4.2 More Assistance to Palestinian Refugees in Syria

Officials from the U.S. Embassy in Damascus, the Syrian Arab Republic
Government, and the United Nations Relief and Works Agency for
Palestine Refugees in the Near East (UNRWA) inaugurated a newly
constructed community center that will benefit nearly 144,000
Palestinian refugees living in Yarmouk refugee camp in Damascus. The
United States contributed $1.4 million to support the construction of
the community center.

4.3 Palestinian Refugees from Iraq

DAMASCUS, Syria, February 1 (UNHCR) – The UN refugee agency closed
the Al Tanf refugee camp between the borders of Syria and Iraq and
relocated the last of the Palestinian refugees who had been stranded
in the bleak no-man's land for nearly four years.

Some of the refugees from Al Tanf have been relocated in Canada,
Cyprus, Sweden and UK where PRC has provided assistance.

There are still hundreds of Palestinians in Al Hol and Al Waleed Camp
waiting for repatriation. The Palestinian Return Centre is working
with Syrian officials, UNRWA and UNHCR for a resettlement plan for the
remaining refugees.


5.1 Berlin 8th Annual Conference

The 8th Palestinians in Europe Conference concluded its sessions and
actions in Berlin. The Conference is the 8th in a series of
conferences that bring together Palestinians from all across Europe.
It was attended by over 10 thousand people. The Conference was titled
"Return is eventual, and freedom for Prisoners"

The conference made a number of declarations including that
Palestinians in Diaspora and occupied Palestine is one unity of same
legacy, identity, culture and traditions. The Palestinian nation is
proud of its historical roots. The Palestinians are one nation and no
effort to separate them will succeed. Our Palestinian people hold fast
to their rights to resist Israeli occupation by all means guaranteed
by all humanitarian laws and charters.
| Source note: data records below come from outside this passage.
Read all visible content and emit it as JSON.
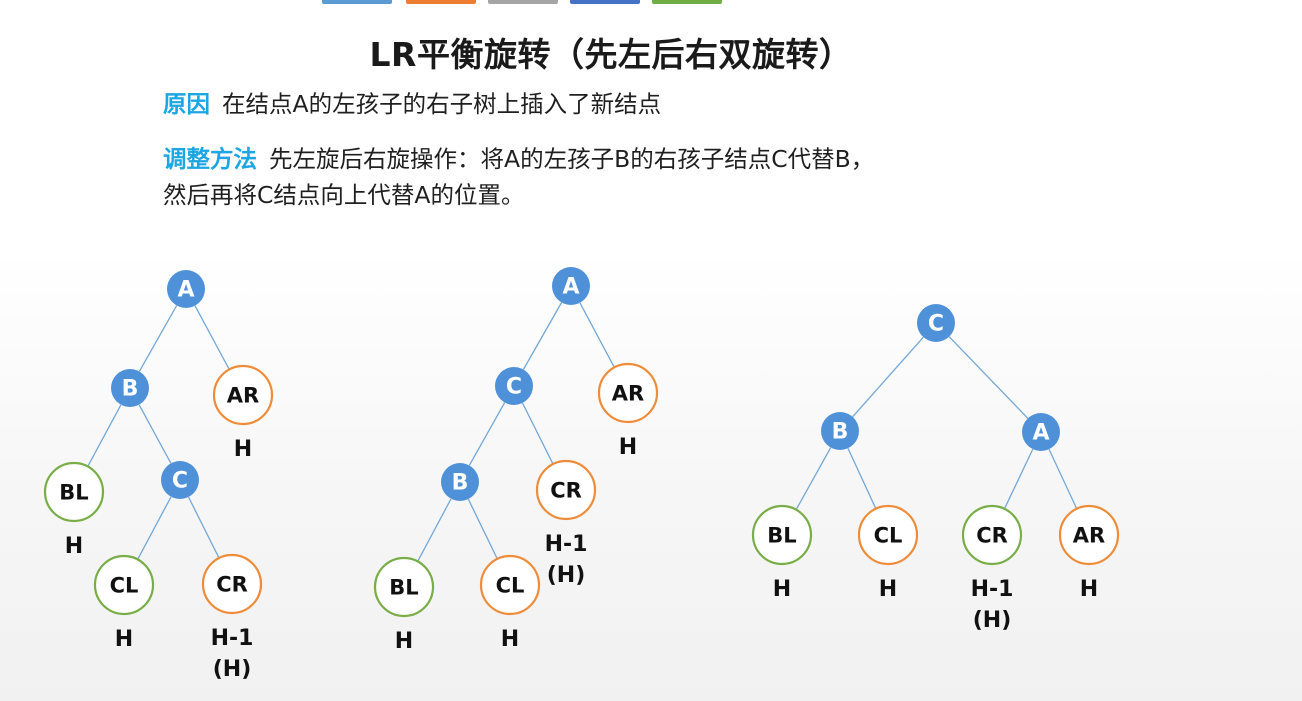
{
  "title": "LR平衡旋转（先左后右双旋转）",
  "reason": {
    "keyword": "原因",
    "text": "在结点A的左孩子的右子树上插入了新结点"
  },
  "method": {
    "keyword": "调整方法",
    "text_line1": "先左旋后右旋操作：将A的左孩子B的右孩子结点C代替B，",
    "text_line2": "然后再将C结点向上代替A的位置。"
  },
  "colors": {
    "keyword": "#1ca6e3",
    "filled_node": "#4f91d8",
    "green_node": "#78ad47",
    "orange_node": "#ef8c3a",
    "edge": "#74a8d8",
    "top_bars": [
      "#5b9bd5",
      "#ed7d31",
      "#a5a5a5",
      "#4472c4",
      "#70ad47"
    ]
  },
  "trees": [
    {
      "name": "before-rotation",
      "nodes": [
        {
          "id": "A",
          "label": "A",
          "style": "filled"
        },
        {
          "id": "B",
          "label": "B",
          "style": "filled"
        },
        {
          "id": "AR",
          "label": "AR",
          "style": "orange",
          "height": "H"
        },
        {
          "id": "BL",
          "label": "BL",
          "style": "green",
          "height": "H"
        },
        {
          "id": "C",
          "label": "C",
          "style": "filled"
        },
        {
          "id": "CL",
          "label": "CL",
          "style": "green",
          "height": "H"
        },
        {
          "id": "CR",
          "label": "CR",
          "style": "orange",
          "height": "H-1",
          "height_alt": "(H)"
        }
      ],
      "edges": [
        [
          "A",
          "B"
        ],
        [
          "A",
          "AR"
        ],
        [
          "B",
          "BL"
        ],
        [
          "B",
          "C"
        ],
        [
          "C",
          "CL"
        ],
        [
          "C",
          "CR"
        ]
      ]
    },
    {
      "name": "after-left-rotation",
      "nodes": [
        {
          "id": "A",
          "label": "A",
          "style": "filled"
        },
        {
          "id": "C",
          "label": "C",
          "style": "filled"
        },
        {
          "id": "AR",
          "label": "AR",
          "style": "orange",
          "height": "H"
        },
        {
          "id": "B",
          "label": "B",
          "style": "filled"
        },
        {
          "id": "CR",
          "label": "CR",
          "style": "orange",
          "height": "H-1",
          "height_alt": "(H)"
        },
        {
          "id": "BL",
          "label": "BL",
          "style": "green",
          "height": "H"
        },
        {
          "id": "CL",
          "label": "CL",
          "style": "orange",
          "height": "H"
        }
      ],
      "edges": [
        [
          "A",
          "C"
        ],
        [
          "A",
          "AR"
        ],
        [
          "C",
          "B"
        ],
        [
          "C",
          "CR"
        ],
        [
          "B",
          "BL"
        ],
        [
          "B",
          "CL"
        ]
      ]
    },
    {
      "name": "after-right-rotation",
      "nodes": [
        {
          "id": "C",
          "label": "C",
          "style": "filled"
        },
        {
          "id": "B",
          "label": "B",
          "style": "filled"
        },
        {
          "id": "A",
          "label": "A",
          "style": "filled"
        },
        {
          "id": "BL",
          "label": "BL",
          "style": "green",
          "height": "H"
        },
        {
          "id": "CL",
          "label": "CL",
          "style": "orange",
          "height": "H"
        },
        {
          "id": "CR",
          "label": "CR",
          "style": "green",
          "height": "H-1",
          "height_alt": "(H)"
        },
        {
          "id": "AR",
          "label": "AR",
          "style": "orange",
          "height": "H"
        }
      ],
      "edges": [
        [
          "C",
          "B"
        ],
        [
          "C",
          "A"
        ],
        [
          "B",
          "BL"
        ],
        [
          "B",
          "CL"
        ],
        [
          "A",
          "CR"
        ],
        [
          "A",
          "AR"
        ]
      ]
    }
  ]
}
Right of Return to our land and home is an inalienable human right
guaranteed under international law. We, Palestinians, gave no one the
right to speak on our behalf to barter this basic human rights. We are
certain that our return is inevitable and will come true one day.

Prepared by The Palestinian Return Centre